What inspires you?

I have often considered that question and have reached the conclusion that because the world is such a beautiful place, especially as you get older, as long as I walk around with my eyes open I will never be short of inspiration.

Why did you decide to take part in NEOS?

I decided early on in the year that I was going to make NEOS my big exhibition of 2016.

How many years have you been doing NEOS?

I think I did my first NEOS in 2008.

What do you want to achieve from NEOS?

What I've always wanted to achieve from my paintings, I want lots of people to visit and everyone to enjoy my work. I may be wrong but I would imagine almost all the artists taking part in NEOS are looking for the same thing.

What do you want people who look at your work to come away thinking?

I want them to go away thinking 'I really enjoyed that and I'm glad I took the time to visit'.

Francis 

From One Artist to Another...

One of the main reasons for starting a blog was to encourage feedback from anyone who enjoyed my work. Like most artists I know insecurity and doubt are always round the corner and it's a real pick-me-up to be reminded that someone, somewhere is responding to what you're trying to do.

It is even more rewarding when other artists take the time to pass on their compliments and regards. I’m old enough not to take the web for granted and to still be amazed when an email arrives from New Zealand or California or Malta.

These are all exotic, far-away places to me and it comes as a surprise to realise that my representations of the east-coast, Scottish landscape can resonate in such far-flung corners of the globe.

I recently received a mail that truly astonished me from an artist in Sudan and I’d like to share it with you here:

name : Faisal Tajalsir

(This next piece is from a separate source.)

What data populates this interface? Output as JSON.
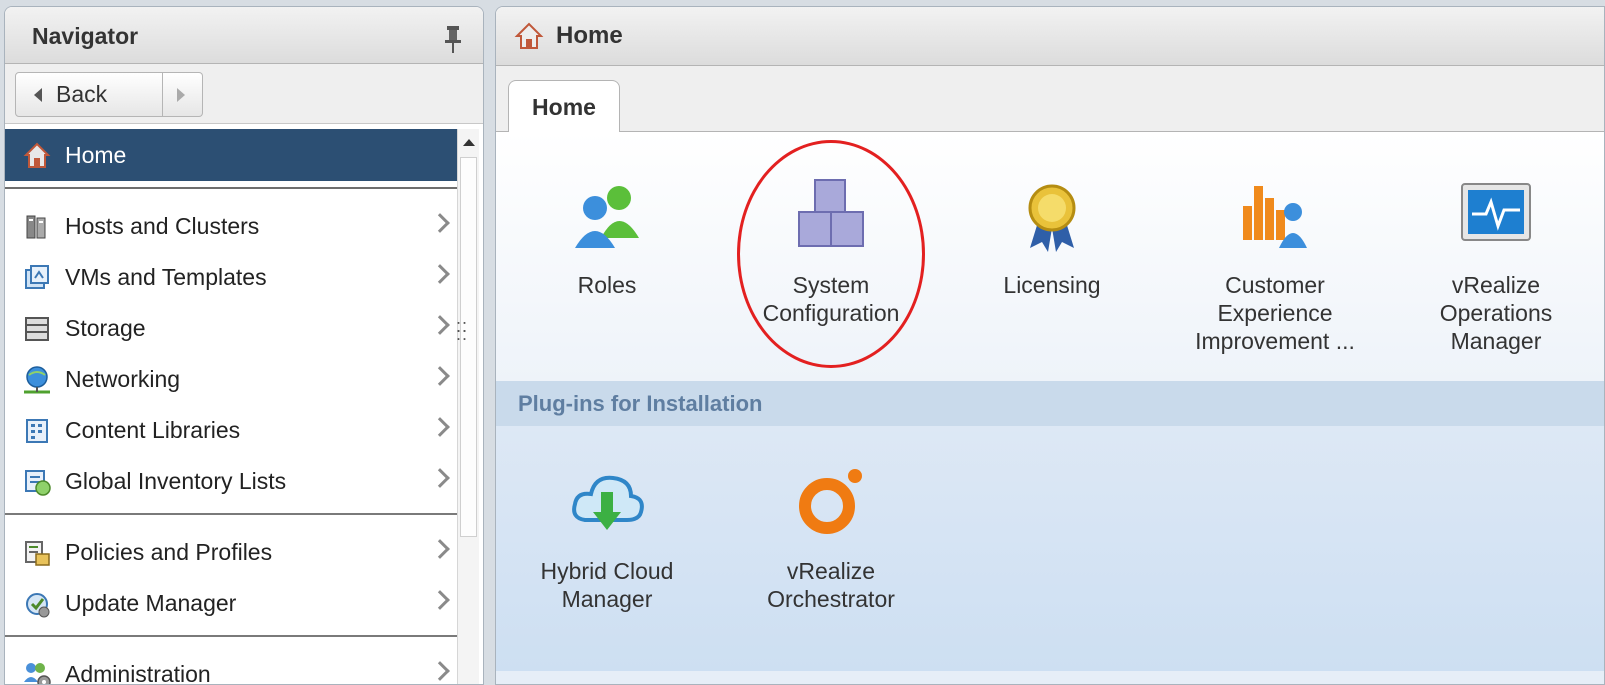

enquiry : I just wanted to express my deep admiration with your works..and as an artist I was greatly inspired by them..god bless you..if you are interested in seeing som Sudanese art please visit my blog at fandos.maktoobblog.com.


Sadly, Sudan and Darfur are regularly in the news with the situation in Darfur being called by the United Nations ’the greatest humanitarian disaster of our time’. The constant barrage of ‘bad news stories' from the region can blind you to the fact that ‘normal’ life is still going on. But the environmental, cultural, religious and economic background of someone from Sudan could hardly be more removed from my own experience and it was truly humbling to realise that an artist from this background could find something in my work which spoke directly to him.

I made contact with Faisal and asked him to send me some images of his paintings. This he did and again I was astonished and amazed. I felt a real kinship with his work and felt we were on parallel tracks both seeking, in our different ways, similar solutions to the questions we ask ourselves.

As my work is now easily available in prints and cards quite a few artists use it as a starting point for their own work and I have no problem with that, but I felt that Faisal’s work was more like a sibling than an offspring. You can use this address - fandos.maktoobblog.com - to see more of his work

I’m sure you’ll agree that it is great to have a ‘good news’ story from a troubled region and I would love to hear what you think of Faisal's work. I will also be happy to pass on any mail or indeed requests for paintings.

Francis

Photo credit: Faisal Tajalsir